Top of Data provided

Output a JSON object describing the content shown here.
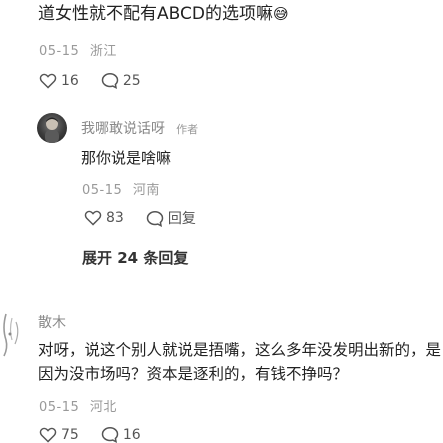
{
  "comment1": {
    "text_line_partial": "...",
    "text_line2": "道女性就不配有ABCD的选项嘛",
    "emoji": "😅",
    "date": "05-15",
    "location": "浙江",
    "likes": "16",
    "replies": "25"
  },
  "reply1": {
    "username": "我哪敢说话呀",
    "badge": "作者",
    "text": "那你说是啥嘛",
    "date": "05-15",
    "location": "河南",
    "likes": "83",
    "reply_label": "回复"
  },
  "expand": {
    "label": "展开 24 条回复"
  },
  "comment2": {
    "username": "散木",
    "text": "对呀，说这个别人就说是捂嘴，这么多年没发明出新的，是因为没市场吗？资本是逐利的，有钱不挣吗？",
    "date": "05-15",
    "location": "河北",
    "likes": "75",
    "replies": "16"
  }
}
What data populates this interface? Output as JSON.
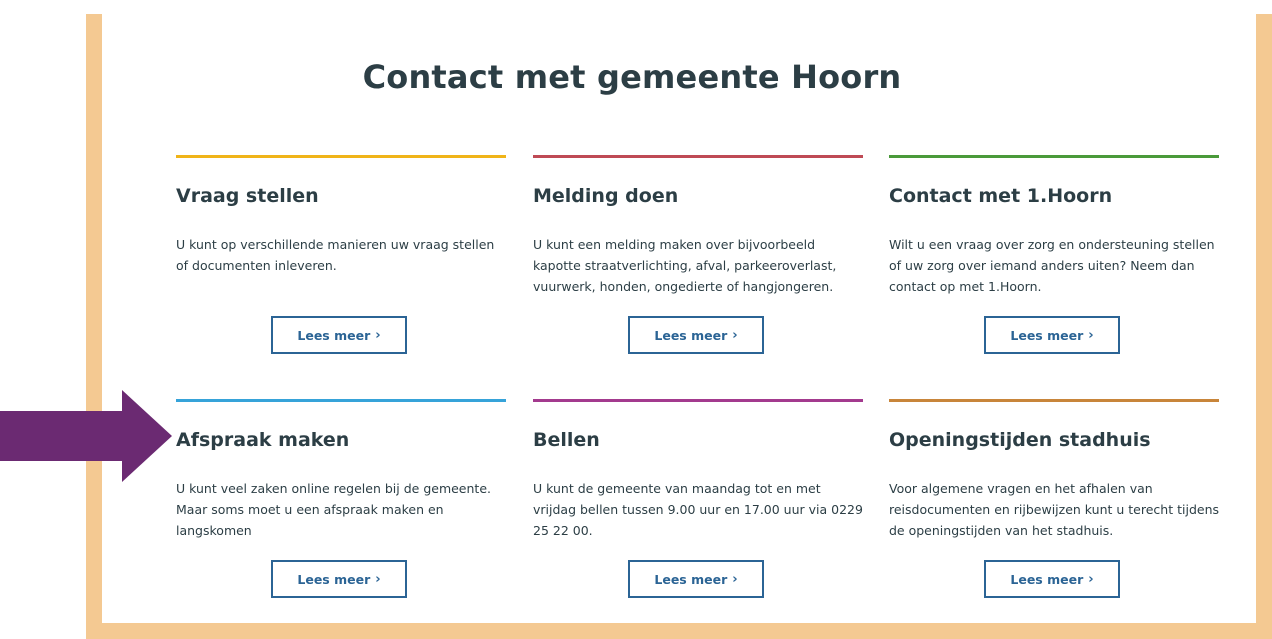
{
  "page_title": "Contact met gemeente Hoorn",
  "cards": [
    {
      "title": "Vraag stellen",
      "text": "U kunt op verschillende manieren uw vraag stellen of documenten inleveren.",
      "button": "Lees meer",
      "color": "#f0b418"
    },
    {
      "title": "Melding doen",
      "text": "U kunt een melding maken over bijvoorbeeld kapotte straatverlichting, afval, parkeeroverlast, vuurwerk, honden, ongedierte of hangjongeren.",
      "button": "Lees meer",
      "color": "#bf4a55"
    },
    {
      "title": "Contact met 1.Hoorn",
      "text": "Wilt u een vraag over zorg en ondersteuning stellen of uw zorg over iemand anders uiten? Neem dan contact op met 1.Hoorn.",
      "button": "Lees meer",
      "color": "#4a9a3a"
    },
    {
      "title": "Afspraak maken",
      "text": "U kunt veel zaken online regelen bij de gemeente. Maar soms moet u een afspraak maken en langskomen",
      "button": "Lees meer",
      "color": "#36a3d9"
    },
    {
      "title": "Bellen",
      "text": "U kunt de gemeente van maandag tot en met vrijdag bellen tussen 9.00 uur en 17.00 uur via 0229 25 22 00.",
      "button": "Lees meer",
      "color": "#a33a8e"
    },
    {
      "title": "Openingstijden stadhuis",
      "text": "Voor algemene vragen en het afhalen van reisdocumenten en rijbewijzen kunt u terecht tijdens de openingstijden van het stadhuis.",
      "button": "Lees meer",
      "color": "#c8853a"
    }
  ],
  "colors": {
    "frame": "#f4c992",
    "button": "#2b6495",
    "text": "#2c3e45",
    "arrow": "#6b2a72"
  },
  "icons": {
    "button_chevron": "chevron-right-icon",
    "annotation": "arrow-right-icon"
  }
}
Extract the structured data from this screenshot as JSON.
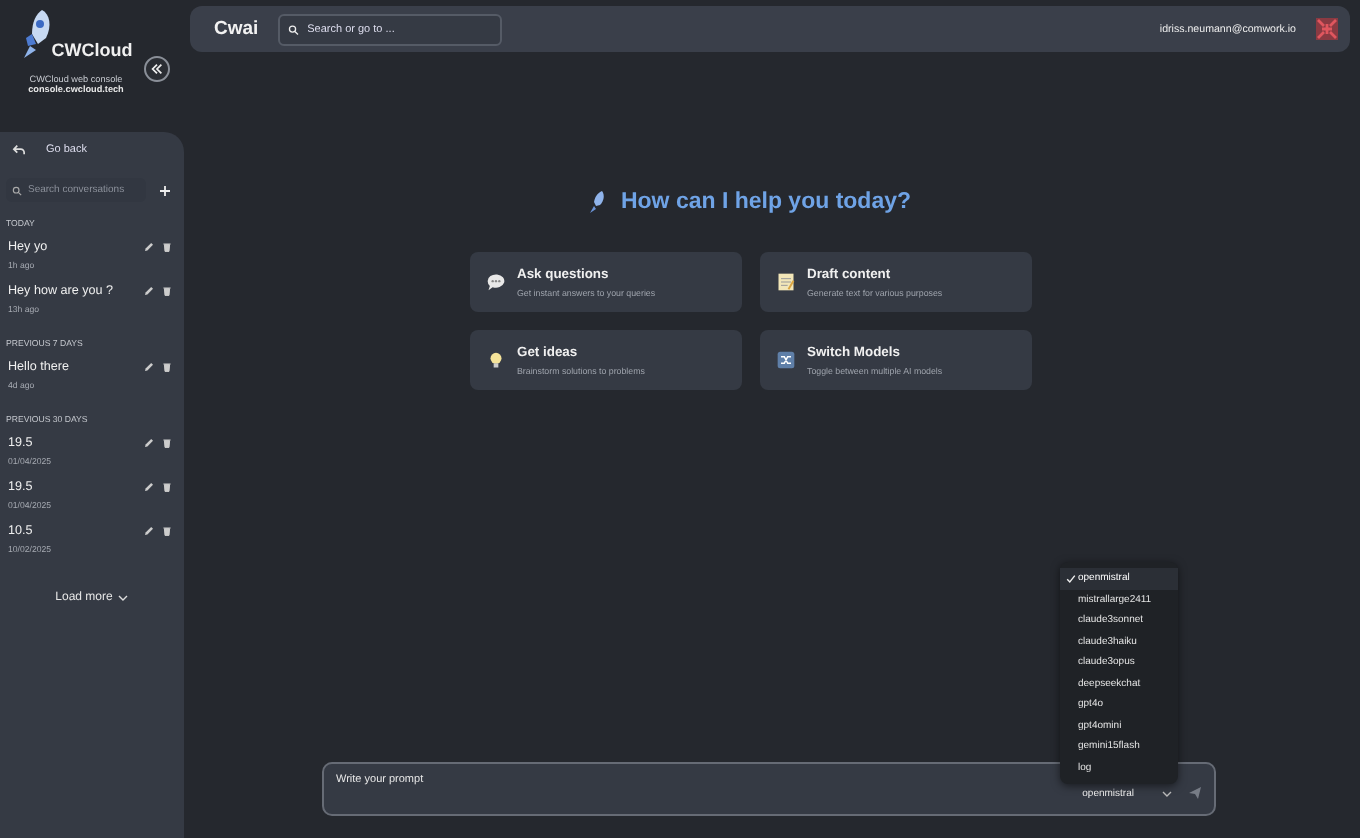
{
  "sidebar": {
    "logo_text": "CWCloud",
    "subtitle": "CWCloud web console",
    "domain": "console.cwcloud.tech",
    "go_back": "Go back",
    "search": {
      "placeholder": "Search conversations"
    },
    "sections": [
      {
        "title": "TODAY",
        "items": [
          {
            "title": "Hey yo",
            "time": "1h ago"
          },
          {
            "title": "Hey how are you ?",
            "time": "13h ago"
          }
        ]
      },
      {
        "title": "PREVIOUS 7 DAYS",
        "items": [
          {
            "title": "Hello there",
            "time": "4d ago"
          }
        ]
      },
      {
        "title": "PREVIOUS 30 DAYS",
        "items": [
          {
            "title": "19.5",
            "time": "01/04/2025"
          },
          {
            "title": "19.5",
            "time": "01/04/2025"
          },
          {
            "title": "10.5",
            "time": "10/02/2025"
          }
        ]
      }
    ],
    "load_more": "Load more"
  },
  "header": {
    "title": "Cwai",
    "search": {
      "placeholder": "Search or go to ..."
    },
    "user": "idriss.neumann@comwork.io"
  },
  "greeting": "How can I help you today?",
  "cards": [
    {
      "kind": "chat",
      "title": "Ask questions",
      "text": "Get instant answers to your queries"
    },
    {
      "kind": "draft",
      "title": "Draft content",
      "text": "Generate text for various purposes"
    },
    {
      "kind": "idea",
      "title": "Get ideas",
      "text": "Brainstorm solutions to problems"
    },
    {
      "kind": "switch",
      "title": "Switch Models",
      "text": "Toggle between multiple AI models"
    }
  ],
  "models": [
    {
      "name": "openmistral",
      "selected": true
    },
    {
      "name": "mistrallarge2411",
      "selected": false
    },
    {
      "name": "claude3sonnet",
      "selected": false
    },
    {
      "name": "claude3haiku",
      "selected": false
    },
    {
      "name": "claude3opus",
      "selected": false
    },
    {
      "name": "deepseekchat",
      "selected": false
    },
    {
      "name": "gpt4o",
      "selected": false
    },
    {
      "name": "gpt4omini",
      "selected": false
    },
    {
      "name": "gemini15flash",
      "selected": false
    },
    {
      "name": "log",
      "selected": false
    }
  ],
  "prompt": {
    "placeholder": "Write your prompt",
    "model": "openmistral"
  }
}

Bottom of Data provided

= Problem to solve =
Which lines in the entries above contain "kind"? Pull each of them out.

= Output of the task =
      "kind": "chat",
      "kind": "draft",
      "kind": "idea",
      "kind": "switch",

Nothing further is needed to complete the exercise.